Xiao Liwu made his public debut Thursday at the San Diego Zoo. Fans crowded around the exhibit, their camera lenses extended, hoping to catch a glimpse of the 5-month-old giant panda cub. If they’re lucky and actually do see the 16-pound panda (his Chinese name means “Little Gift”), there’ll be much oooing and aaahing.
You’d have to be heartless not to agree that pandas, especially the youngest of them, are as cute as all get-out. Right? But why?
The New York Times tried to answer that question back in 1987:
“Ask the people at the zoo, and they say things like ‘It’s the eyes’ and ‘It’s the black and the white.’ Ask a behavioral neuroscientist like Dr. Edgar E. Coons, and he will say that giant pandas are the world’s most adored animal for a very simple reason: they set off an almost sublime combination of ‘hedonic mechanisms.’ ‘Cues’ to Say ‘Ooh’ and ‘Aah.’
“The big eyes in their black sockets, the round face, the pug nose, the way giant pandas tumble about like toddlers: ‘There is considerable evidence that these things are what are known as innate releasers to our parenting instincts,’ says Dr. Coons, a New York University psychologist who studies the mechanics of pleasure and pain.”
In 2005, The Washington Post asked Stephan Hamann, a psychology professor at Emory University, to explain why humans think certain animals are cute.
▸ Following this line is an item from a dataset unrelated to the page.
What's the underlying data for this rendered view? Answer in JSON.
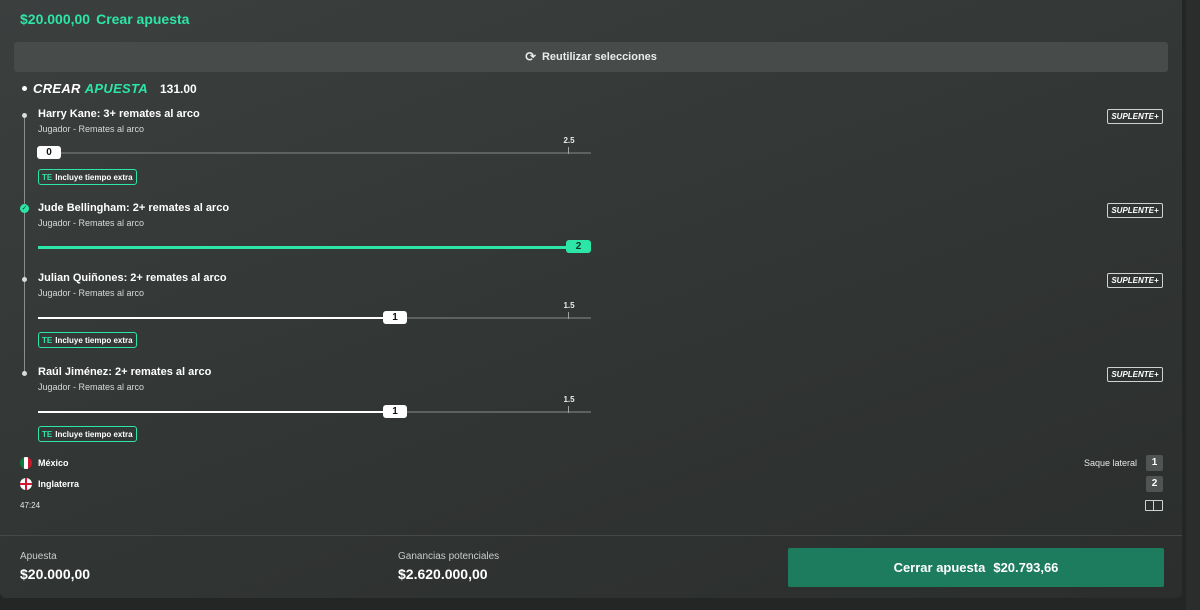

Hamann conducted studies using functional magnetic resonance imaging (fMRI) to measure tiny changes in brain activity.
His studies “found that ‘cute’ pictures cause increased activity in the middle area of the orbital frontal cortex, located behind the bridge of the nose, and in the amygdala, the emotion-control center of the brain responsible for fear and arousal,” the Post reported.
“According to Hamann, increased activity in the middle orbital cortex is usually associated with pleasure and positive emotion. Some evidence suggests the brain activity there is greater when the stimulus is ‘neotenous,’ which is to say it has juvenile characteristics — a button nose, big eyes, a large wobbly head, chubby extremities or pudgy cheeks.”
Many researchers have concluded that “cuteness, or ‘baby schema,’ is an evolutionary adaptation that triggers nurturing responses from adults — allowing survival of the cutest, in Darwinian terms,” the Post said.
NPR’s Kitty Eisele had been a panda skeptic until she got hooked watching Tai Shan, the National Zoo’s panda cub, in 2005:
“OK. I get it now. I understand. I wasn’t in the club before, but now I’m up late and I’m not sleeping and I’m watching him do everything for the first time. It’s the first time he scratched his nose, the first time he stretched his legs, the first time he rolled over. After so much waiting, he’s finally arrived and I can’t stop staring. He is a miracle. He’s our panda. And like much of my city, I am mesmerized watching him on my computer on panda cam.”
In a blog post last year, NPR’s Robert Krulwich explored the mystery of the panda, from the panda’s perspective:
“Every giant panda, said evolutionary biologist Stephen J. Gould, is a riddle. A contradiction. Each one is, first, a soft, furry ball of adorableness ‘with a large, round head and clumsy, cuddly body’ that we all want to hug. That panda, said Gould, ‘exists in our mind.’
“Then there’s the hidden panda, the real one that isn’t as we imagine, that lives in the wild — and that panda, Gould wrote, ‘has remained essentially a mystery.’ “
George Schaller, a scientist from the Bronx Zoo, studied pandas in the wild, where he found that they are “rarely romantic, don’t cuddle and are certainly not like the pandas of our minds,” Krulwich wrote.
“As to what goes on in a real panda’s mind, Schaller says he has no idea. After years spent tracking, poop collecting and bamboo measuring, he says pandas remain deeply strange to him. He knows everything they do, but he can’t say much about who they are.”
(Avie Schneider is NPR.org’s business editor.)